(Note: The original version of this article was edited, as its tone was deemed to be not in keeping with the standard set by this web site. Please note that the portion of the article in block quotes is a quotation from a blogger who is not a member of the immediate Global Voices community.)
Hermann Hesse once wrote: “To speak is good, to be silent is better!” We Serbs seem to agree. Serbs will talk about world politics, about the relationship between America and Russia, but often prefer to be silent about things that happen in our own backyard.
This week, journalists could not get locals in Batajnica to speak to them about a double murder and suicide that happened in their town. The following is a translation of a reflective post (SRP) by Queeria, a Serbian blogger, commenting on the murder story and how it relates to past tragedies in Serbia on Blog B92 on June 13:
Yesterday, all Serbian news agencies reported the news of a drug addict who killed two old people with a knife in Batajnica and later killed himself. It is terrible!
Journalists immediately showed up to explore the incident and its background. But none of the neighbors wanted to speak about it.

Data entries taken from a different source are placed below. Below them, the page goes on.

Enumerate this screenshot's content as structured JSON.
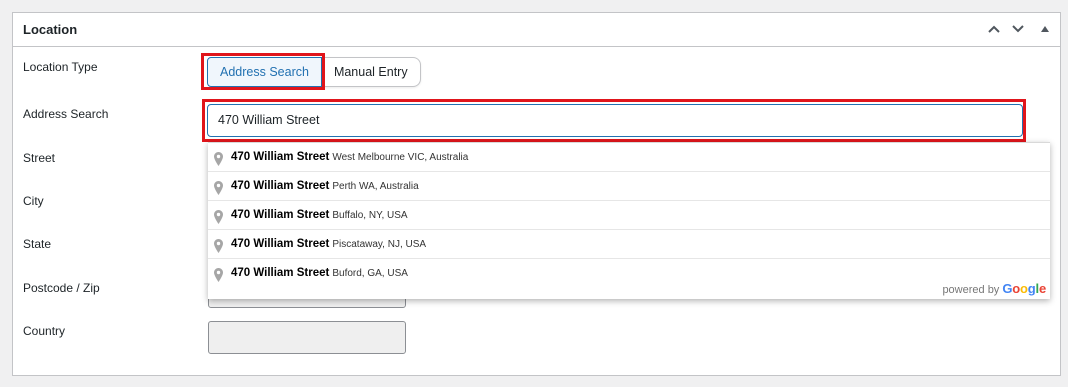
{
  "panel": {
    "title": "Location",
    "controls": {
      "move_up_icon": "chevron-up-icon",
      "move_down_icon": "chevron-down-icon",
      "toggle_icon": "triangle-up-icon"
    }
  },
  "fields": {
    "location_type_label": "Location Type",
    "address_search_label": "Address Search",
    "street_label": "Street",
    "city_label": "City",
    "state_label": "State",
    "postcode_label": "Postcode / Zip",
    "country_label": "Country"
  },
  "location_type": {
    "options": [
      "Address Search",
      "Manual Entry"
    ],
    "selected": "Address Search"
  },
  "address_search": {
    "value": "470 William Street"
  },
  "suggestions": [
    {
      "main": "470 William Street",
      "secondary": "West Melbourne VIC, Australia"
    },
    {
      "main": "470 William Street",
      "secondary": "Perth WA, Australia"
    },
    {
      "main": "470 William Street",
      "secondary": "Buffalo, NY, USA"
    },
    {
      "main": "470 William Street",
      "secondary": "Piscataway, NJ, USA"
    },
    {
      "main": "470 William Street",
      "secondary": "Buford, GA, USA"
    }
  ],
  "attribution": {
    "text": "powered by",
    "letters": [
      "G",
      "o",
      "o",
      "g",
      "l",
      "e"
    ]
  },
  "colors": {
    "accent": "#2271b1",
    "highlight": "#e0151b",
    "google_blue": "#4285f4",
    "google_red": "#ea4335",
    "google_yellow": "#fbbc05",
    "google_green": "#34a853"
  }
}
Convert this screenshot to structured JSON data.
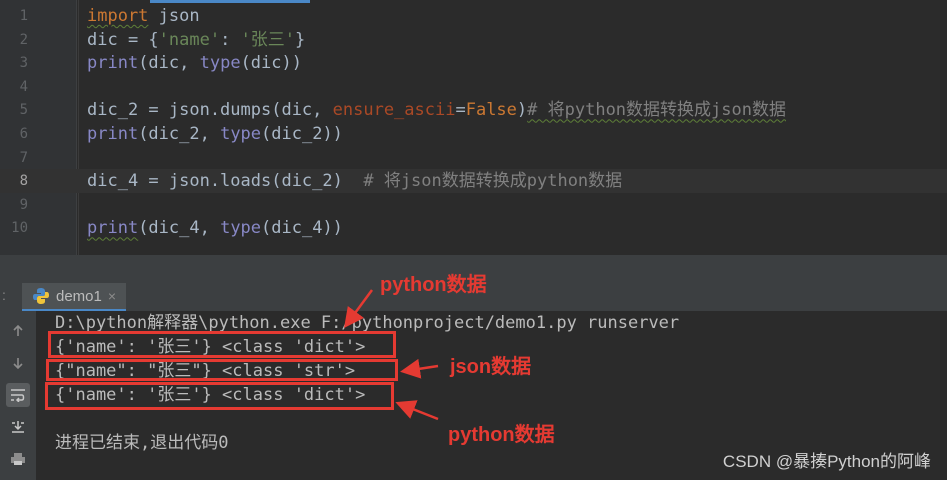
{
  "editor": {
    "lines": [
      {
        "num": "1",
        "segments": [
          {
            "t": "import",
            "c": "kw squig"
          },
          {
            "t": " json",
            "c": ""
          }
        ]
      },
      {
        "num": "2",
        "segments": [
          {
            "t": "dic = {",
            "c": ""
          },
          {
            "t": "'name'",
            "c": "str"
          },
          {
            "t": ": ",
            "c": ""
          },
          {
            "t": "'张三'",
            "c": "str"
          },
          {
            "t": "}",
            "c": ""
          }
        ]
      },
      {
        "num": "3",
        "segments": [
          {
            "t": "print",
            "c": "bi"
          },
          {
            "t": "(dic, ",
            "c": ""
          },
          {
            "t": "type",
            "c": "bi"
          },
          {
            "t": "(dic))",
            "c": ""
          }
        ]
      },
      {
        "num": "4",
        "segments": []
      },
      {
        "num": "5",
        "segments": [
          {
            "t": "dic_2 = json.dumps(dic, ",
            "c": ""
          },
          {
            "t": "ensure_ascii",
            "c": "param"
          },
          {
            "t": "=",
            "c": ""
          },
          {
            "t": "False",
            "c": "kw"
          },
          {
            "t": ")",
            "c": ""
          },
          {
            "t": "# 将python数据转换成json数据",
            "c": "comment squig"
          }
        ]
      },
      {
        "num": "6",
        "segments": [
          {
            "t": "print",
            "c": "bi"
          },
          {
            "t": "(dic_2, ",
            "c": ""
          },
          {
            "t": "type",
            "c": "bi"
          },
          {
            "t": "(dic_2))",
            "c": ""
          }
        ]
      },
      {
        "num": "7",
        "segments": []
      },
      {
        "num": "8",
        "segments": [
          {
            "t": "dic_4 = json.loads(dic_2)  ",
            "c": ""
          },
          {
            "t": "# 将json数据转换成python数据",
            "c": "comment"
          }
        ]
      },
      {
        "num": "9",
        "segments": []
      },
      {
        "num": "10",
        "segments": [
          {
            "t": "print",
            "c": "bi squig"
          },
          {
            "t": "(dic_4, ",
            "c": ""
          },
          {
            "t": "type",
            "c": "bi"
          },
          {
            "t": "(dic_4))",
            "c": ""
          }
        ]
      }
    ],
    "current_line": "8"
  },
  "run_panel": {
    "tab_label": "demo1",
    "tab_close": "×",
    "colon": ":"
  },
  "console": {
    "command": "D:\\python解释器\\python.exe F:/pythonproject/demo1.py runserver",
    "output1": "{'name': '张三'} <class 'dict'>",
    "output2": "{\"name\": \"张三\"} <class 'str'>",
    "output3": "{'name': '张三'} <class 'dict'>",
    "exit_message": "进程已结束,退出代码0"
  },
  "annotations": {
    "label1": "python数据",
    "label2": "json数据",
    "label3": "python数据"
  },
  "watermark": "CSDN @暴揍Python的阿峰",
  "icons": {
    "up": "arrow-up-icon",
    "down": "arrow-down-icon",
    "wrap": "soft-wrap-icon",
    "scroll": "scroll-to-end-icon",
    "print": "print-icon",
    "python": "python-file-icon"
  },
  "colors": {
    "annotation_red": "#e53a32",
    "editor_bg": "#2b2b2b",
    "keyword": "#cc7832",
    "string": "#6a8759",
    "builtin": "#8888c6"
  }
}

Everybody pretended to be innocent, as if nobody had been peeping into the home of the unfortunate family until yesterday.
My favorite author, a feminist, a lesbian, a mother, [an African-American], [Audrey Lorde], left this invaluable sentence as her will to us: “If you are silent, you will not be yourself.”
But few of us […] believe that by speaking up we can solve anything.
It all reminded me of the stories of the invisibility of the concentration camps and the population that knew nothing about them.
Several villages were evacuated so that the Nazi could build Auschwitz – but none of the villagers knew anything.
When former prisoners, gays and prostitutes, came to erect a memorial to the victims in Dachau after World War II, representatives of other groups who had been prisoners, too, said: “We don’t know who you are!”
Nobody knew anything about [Srebrenica].
Nobody knew anything about [refrigerator trucks] with dead bodies.
Nobody knew anything about [the six Bosnian Muslims].
Nobody knew anything about the women who were raped during the war.
Nobody knew anything about the violence in the neighborhood.
Nobody knew anything about death threats to lesbians.
Nobody knew that gays had been sexually mistreated every day.
[Ceca Raznatovic] knew nothing about her valuable necklace.
Then it is utterly logical that nobody knew what happened in Batajnica.
From all that's been written I can make three conclusions.
First, the silence about evil always inevitably leads to fascism.
Second, everyone who keeps silent is an accomplice to fascism.
Third, there is too much silence in Serbia.
I am an anti-fascist and I cannot remain silent. To speak up has its price, but that price makes you free.
As Audrey said, to speak up doesn’t give me too much, but it keeps me from being an accomplice.